> **Work order**
Find and copy the lines in the records beneath this task that contain the word "code".

> **Working data**
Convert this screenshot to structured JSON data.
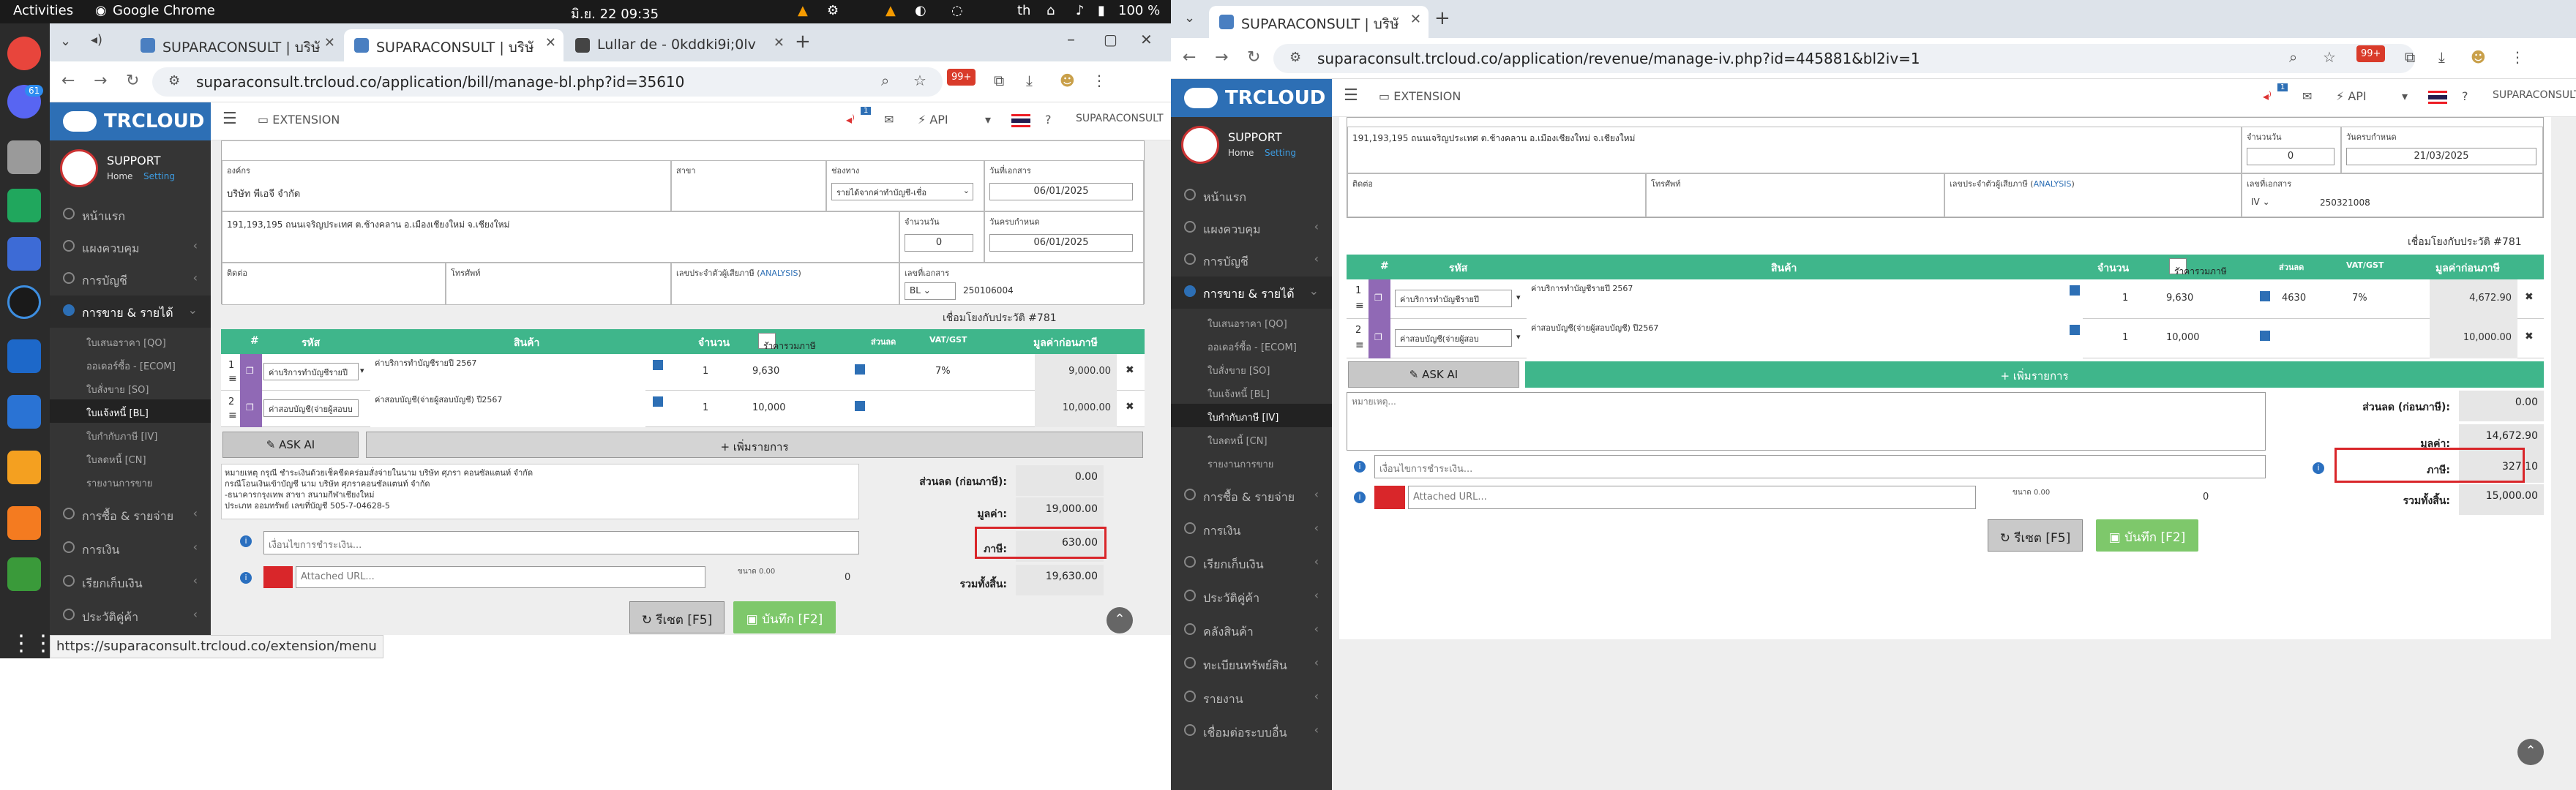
{
  "gnome": {
    "activities": "Activities",
    "app_name": "Google Chrome",
    "clock": "มิ.ย. 22  09:35",
    "lang": "th",
    "battery": "100 %"
  },
  "dock": {
    "discord_badge": "61"
  },
  "left_window": {
    "tabs": [
      {
        "label": "SUPARACONSULT | บริษั"
      },
      {
        "label": "SUPARACONSULT | บริษั"
      },
      {
        "label": "Lullar de - 0kddki9i;0lv"
      }
    ],
    "url": "suparaconsult.trcloud.co/application/bill/manage-bl.php?id=35610",
    "ext_badge": "99+",
    "brand": "TRCLOUD",
    "extension_label": "EXTENSION",
    "api_label": "API",
    "company_label": "SUPARACONSULT",
    "notif_count": "1",
    "user": {
      "name": "SUPPORT",
      "home": "Home",
      "setting": "Setting"
    },
    "menu": [
      {
        "label": "หน้าแรก"
      },
      {
        "label": "แผงควบคุม"
      },
      {
        "label": "การบัญชี"
      },
      {
        "label": "การขาย & รายได้"
      }
    ],
    "submenu": [
      {
        "label": "ใบเสนอราคา [QO]"
      },
      {
        "label": "ออเดอร์ซื้อ - [ECOM]"
      },
      {
        "label": "ใบสั่งขาย [SO]"
      },
      {
        "label": "ใบแจ้งหนี้ [BL]"
      },
      {
        "label": "ใบกำกับภาษี [IV]"
      },
      {
        "label": "ใบลดหนี้ [CN]"
      },
      {
        "label": "รายงานการขาย"
      }
    ],
    "menu_bottom": [
      {
        "label": "การซื้อ & รายจ่าย"
      },
      {
        "label": "การเงิน"
      },
      {
        "label": "เรียกเก็บเงิน"
      },
      {
        "label": "ประวัติคู่ค้า"
      }
    ],
    "form": {
      "customer_label": "องค์กร",
      "customer": "บริษัท พีเอจี จำกัด",
      "branch_label": "สาขา",
      "channel_label": "ช่องทาง",
      "channel": "รายได้จากค่าทำบัญชี-เชื่อ",
      "doc_date_label": "วันที่เอกสาร",
      "doc_date": "06/01/2025",
      "address": "191,193,195 ถนนเจริญประเทศ ต.ช้างคลาน อ.เมืองเชียงใหม่ จ.เชียงใหม่",
      "credit_label": "จำนวนวัน",
      "credit": "0",
      "due_label": "วันครบกำหนด",
      "due": "06/01/2025",
      "contact_label": "ติดต่อ",
      "phone_label": "โทรศัพท์",
      "tax_label": "เลขประจำตัวผู้เสียภาษี",
      "analysis": "ANALYSIS",
      "doc_no_label": "เลขที่เอกสาร",
      "doc_prefix": "BL",
      "doc_no": "250106004",
      "link_label": "เชื่อมโยงกับประวัติ #781"
    },
    "table": {
      "headers": [
        "#",
        "รหัส",
        "สินค้า",
        "จำนวน",
        "ราคารวมภาษี",
        "ส่วนลด",
        "VAT/GST",
        "มูลค่าก่อนภาษี"
      ],
      "rows": [
        {
          "num": "1",
          "code": "ค่าบริการทำบัญชีรายปี",
          "desc": "ค่าบริการทำบัญชีรายปี 2567",
          "qty": "1",
          "price": "9,630",
          "vat": "7%",
          "amount": "9,000.00"
        },
        {
          "num": "2",
          "code": "ค่าสอบบัญชี(จ่ายผู้สอบบ",
          "desc": "ค่าสอบบัญชี(จ่ายผู้สอบบัญชี) ปี2567",
          "qty": "1",
          "price": "10,000",
          "vat": "",
          "amount": "10,000.00"
        }
      ],
      "ask_ai": "ASK AI",
      "add_row": "+ เพิ่มรายการ"
    },
    "remark": "หมายเหตุ กรุณี ชำระเงินด้วยเช็คขีดคร่อมสั่งจ่ายในนาม บริษัท ศุภรา คอนซัลแตนท์ จำกัด\nกรณีโอนเงินเข้าบัญชี นาม บริษัท ศุภราคอนซัลแตนท์ จำกัด\n-ธนาคารกรุงเทพ สาขา สนามกีฬาเชียงใหม่\n ประเภท ออมทรัพย์ เลขที่บัญชี 505-7-04628-5",
    "payment_placeholder": "เงื่อนไขการชำระเงิน...",
    "attached_placeholder": "Attached URL...",
    "files_note": "ขนาด 0.00",
    "attach_count": "0",
    "summary": {
      "discount_label": "ส่วนลด (ก่อนภาษี):",
      "discount": "0.00",
      "value_label": "มูลค่า:",
      "value": "19,000.00",
      "tax_label": "ภาษี:",
      "tax": "630.00",
      "total_label": "รวมทั้งสิ้น:",
      "total": "19,630.00"
    },
    "reset_label": "รีเซต [F5]",
    "save_label": "บันทึก [F2]",
    "status_url": "https://suparaconsult.trcloud.co/extension/menu"
  },
  "right_window": {
    "tab": "SUPARACONSULT | บริษั",
    "url": "suparaconsult.trcloud.co/application/revenue/manage-iv.php?id=445881&bl2iv=1",
    "ext_badge": "99+",
    "brand": "TRCLOUD",
    "extension_label": "EXTENSION",
    "api_label": "API",
    "company_label": "SUPARACONSULT",
    "notif_count": "1",
    "user": {
      "name": "SUPPORT",
      "home": "Home",
      "setting": "Setting"
    },
    "menu": [
      {
        "label": "หน้าแรก"
      },
      {
        "label": "แผงควบคุม"
      },
      {
        "label": "การบัญชี"
      },
      {
        "label": "การขาย & รายได้"
      }
    ],
    "submenu": [
      {
        "label": "ใบเสนอราคา [QO]"
      },
      {
        "label": "ออเดอร์ซื้อ - [ECOM]"
      },
      {
        "label": "ใบสั่งขาย [SO]"
      },
      {
        "label": "ใบแจ้งหนี้ [BL]"
      },
      {
        "label": "ใบกำกับภาษี [IV]"
      },
      {
        "label": "ใบลดหนี้ [CN]"
      },
      {
        "label": "รายงานการขาย"
      }
    ],
    "menu_bottom": [
      {
        "label": "การซื้อ & รายจ่าย"
      },
      {
        "label": "การเงิน"
      },
      {
        "label": "เรียกเก็บเงิน"
      },
      {
        "label": "ประวัติคู่ค้า"
      },
      {
        "label": "คลังสินค้า"
      },
      {
        "label": "ทะเบียนทรัพย์สิน"
      },
      {
        "label": "รายงาน"
      },
      {
        "label": "เชื่อมต่อระบบอื่น"
      }
    ],
    "form": {
      "address": "191,193,195 ถนนเจริญประเทศ ต.ช้างคลาน อ.เมืองเชียงใหม่ จ.เชียงใหม่",
      "credit_label": "จำนวนวัน",
      "credit": "0",
      "due_label": "วันครบกำหนด",
      "due": "21/03/2025",
      "contact_label": "ติดต่อ",
      "phone_label": "โทรศัพท์",
      "tax_label": "เลขประจำตัวผู้เสียภาษี",
      "analysis": "ANALYSIS",
      "doc_no_label": "เลขที่เอกสาร",
      "doc_prefix": "IV",
      "doc_no": "250321008",
      "link_label": "เชื่อมโยงกับประวัติ #781"
    },
    "table": {
      "headers": [
        "#",
        "รหัส",
        "สินค้า",
        "จำนวน",
        "ราคารวมภาษี",
        "ส่วนลด",
        "VAT/GST",
        "มูลค่าก่อนภาษี"
      ],
      "rows": [
        {
          "num": "1",
          "code": "ค่าบริการทำบัญชีรายปี",
          "desc": "ค่าบริการทำบัญชีรายปี 2567",
          "qty": "1",
          "price": "9,630",
          "disc": "4630",
          "vat": "7%",
          "amount": "4,672.90"
        },
        {
          "num": "2",
          "code": "ค่าสอบบัญชี(จ่ายผู้สอบ",
          "desc": "ค่าสอบบัญชี(จ่ายผู้สอบบัญชี) ปี2567",
          "qty": "1",
          "price": "10,000",
          "disc": "",
          "vat": "",
          "amount": "10,000.00"
        }
      ],
      "ask_ai": "ASK AI",
      "add_row": "+ เพิ่มรายการ"
    },
    "remark_placeholder": "หมายเหตุ...",
    "payment_placeholder": "เงื่อนไขการชำระเงิน...",
    "attached_placeholder": "Attached URL...",
    "files_note": "ขนาด 0.00",
    "attach_count": "0",
    "summary": {
      "discount_label": "ส่วนลด (ก่อนภาษี):",
      "discount": "0.00",
      "value_label": "มูลค่า:",
      "value": "14,672.90",
      "tax_label": "ภาษี:",
      "tax": "327.10",
      "total_label": "รวมทั้งสิ้น:",
      "total": "15,000.00"
    },
    "reset_label": "รีเซต [F5]",
    "save_label": "บันทึก [F2]"
  },
  "colors": {
    "green": "#3fb68b",
    "purple": "#9069b5",
    "save_green": "#7ec86b",
    "highlight_red": "#d9262a",
    "sidebar": "#353535",
    "brand_blue": "#2d6fb5"
  }
}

> **Task response**
          "code": "ค่าบริการทำบัญชีรายปี",
          "code": "ค่าสอบบัญชี(จ่ายผู้สอบบ",
          "code": "ค่าบริการทำบัญชีรายปี",
          "code": "ค่าสอบบัญชี(จ่ายผู้สอบ",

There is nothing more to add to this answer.